Example: a GUI server process would know about the widget tree of a process and has client scripts installed like "on key press: ignore if the key is (...). for TAB, cycle the GUI focus. On ESC, close window (window reference). On ENTER, run input validation (validation constraints), and send the client process an IPC message is successful. (...)"

There you have a lot of highly responsive application-specific code, running in the server process and sending the client an IPC message only if absolutely needed, while still being "safe" due to being interpreted and any action checked.

2. Segmentation has been declared a legacy feature in favor of flat memory models, but hypothetically memory segmentation could provide isolation among microkernel modules while eliminating the need for expensive IPC.


That would be a more elegant way to do the same as could be done with paging. On 64-bit CPUs the discussion becomes moot anyway. Those can emulate segments by using subranges of the address space; virtual address space is so abundant that you can afford it. The only thing you don't get with that is implicit bounds checking, but you still can't access memory locations which the process cannot access anyway.

3. User mode CPU protections may not be necessary if the compiler can generate binary modules which are inherently isolated even though running in the same memory space.


If used for "real" programs, this argument is the same as using a JVM or .NET runtime.

On the other hand, if you allow interpreted as well as compiled programs, and run them in the context of a server process, you get my scripting approach.

Reply Parent Score: 2

RE[5]: Not always rational
by Alfman on Mon 7th Feb 2011 16:17 in reply to "RE[4]: Not always rational"
Alfman Member since:
2011-01-28

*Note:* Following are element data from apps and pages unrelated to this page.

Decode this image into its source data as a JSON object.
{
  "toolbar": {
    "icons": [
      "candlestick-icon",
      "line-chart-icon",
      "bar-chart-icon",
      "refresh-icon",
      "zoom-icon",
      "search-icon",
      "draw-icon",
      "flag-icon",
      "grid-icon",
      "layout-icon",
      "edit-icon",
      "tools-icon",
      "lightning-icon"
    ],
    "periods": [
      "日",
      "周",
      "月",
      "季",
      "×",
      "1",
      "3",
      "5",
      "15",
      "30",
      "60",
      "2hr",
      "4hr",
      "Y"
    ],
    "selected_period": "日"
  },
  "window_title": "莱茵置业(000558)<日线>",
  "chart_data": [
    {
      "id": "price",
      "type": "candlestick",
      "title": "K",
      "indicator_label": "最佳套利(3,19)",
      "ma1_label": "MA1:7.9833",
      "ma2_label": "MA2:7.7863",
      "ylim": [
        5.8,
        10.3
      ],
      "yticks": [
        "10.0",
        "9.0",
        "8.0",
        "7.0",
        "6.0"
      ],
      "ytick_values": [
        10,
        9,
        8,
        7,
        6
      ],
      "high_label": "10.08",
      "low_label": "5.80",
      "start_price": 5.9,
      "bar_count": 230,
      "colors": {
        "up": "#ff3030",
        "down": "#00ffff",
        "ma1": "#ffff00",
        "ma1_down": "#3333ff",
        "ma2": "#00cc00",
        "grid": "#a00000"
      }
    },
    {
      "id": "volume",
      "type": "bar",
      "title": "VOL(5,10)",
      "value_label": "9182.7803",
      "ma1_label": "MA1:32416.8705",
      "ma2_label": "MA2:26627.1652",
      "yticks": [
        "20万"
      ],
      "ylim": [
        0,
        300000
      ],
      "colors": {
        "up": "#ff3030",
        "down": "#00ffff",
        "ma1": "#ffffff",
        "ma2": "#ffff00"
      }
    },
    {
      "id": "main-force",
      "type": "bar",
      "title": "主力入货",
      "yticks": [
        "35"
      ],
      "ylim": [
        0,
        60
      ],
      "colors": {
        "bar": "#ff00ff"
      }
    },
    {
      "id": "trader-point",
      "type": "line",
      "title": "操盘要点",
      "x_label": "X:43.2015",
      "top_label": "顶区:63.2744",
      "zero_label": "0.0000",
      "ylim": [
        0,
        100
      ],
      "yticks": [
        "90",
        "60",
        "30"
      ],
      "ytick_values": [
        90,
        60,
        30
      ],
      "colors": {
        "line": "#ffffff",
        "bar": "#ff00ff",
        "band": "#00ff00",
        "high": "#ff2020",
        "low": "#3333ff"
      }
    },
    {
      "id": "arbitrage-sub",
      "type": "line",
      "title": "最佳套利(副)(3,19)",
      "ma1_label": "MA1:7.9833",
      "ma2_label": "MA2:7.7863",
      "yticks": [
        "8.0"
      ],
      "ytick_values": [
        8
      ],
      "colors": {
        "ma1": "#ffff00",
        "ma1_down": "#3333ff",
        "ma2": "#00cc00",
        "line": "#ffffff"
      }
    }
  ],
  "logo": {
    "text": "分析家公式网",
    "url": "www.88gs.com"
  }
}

Morin,

"I used to consider this a plausible approach, too. However, any shared-memory approach will make the RAM a bottleneck. It would also enforce a single shared RAM by definition."

That's a fair criticism - the shared ram and cache coherency model used by x86 systems is fundamentally unscalable. However, considering that shared memory is the only form of IPC possible on multicore x86 processors, we can't really view it as a weakness of the OS.

"This made me consider isolated processes and message passing again, with shared RAM to boost performance but avoiding excessive IPC whenever possible. One of the concepts I think is useful for that is uploading (bytecode) scripts into server processes."

I like that idea a lot, especially because it could be used across computers on a network without any shared memory.

Further still, if we had a language capability which could extract and submit the logic surrounding web service calls instead of submitting web service calls individually, that would be a killer feature of these "bytecodes".

"That would be a more elegant way to do the same as could be done with paging. On 64-bit CPUs the discussion becomes moot anyway."

See my other post as to why this isn't so if we're not using a VM for isolation, but your conclusion is correct.

Reply Parent Score: 1

RE[6]: Not always rational
by Morin on Tue 8th Feb 2011 17:12 in reply to "RE[5]: Not always rational"
Morin Member since:
2005-12-31

That's a fair criticism - the shared ram and cache coherency model used by x86 systems is fundamentally unscalable.


I was referring to the shared RAM and coherency model used by Java specifically. That one is a lot better than what x86 does, but it still makes the RAM a bottleneck. For example, a (non-nested) "monitorexit" instruction (end of a non-nested "synchronized" code block) forces all pending writes to be committed to RAM before continuing.

However, considering that shared memory is the only form of IPC possible on multicore x86 processors, we can't really view it as a weakness of the OS.


If you limit yourself to single-chip, multi-core x86 systems, then yes. That's a pretty harsh restriction though: There *are* multi-chip x86 systems (e.g. high-end workstations), there *are* ARM systems (much of the embedded stuff, as well as netbooks), and there *are* systems with more than one RAM (e.g. clusters, but I'd expect single boxes that technically contain clusters to be "not far from now").

Reply Parent Score: 2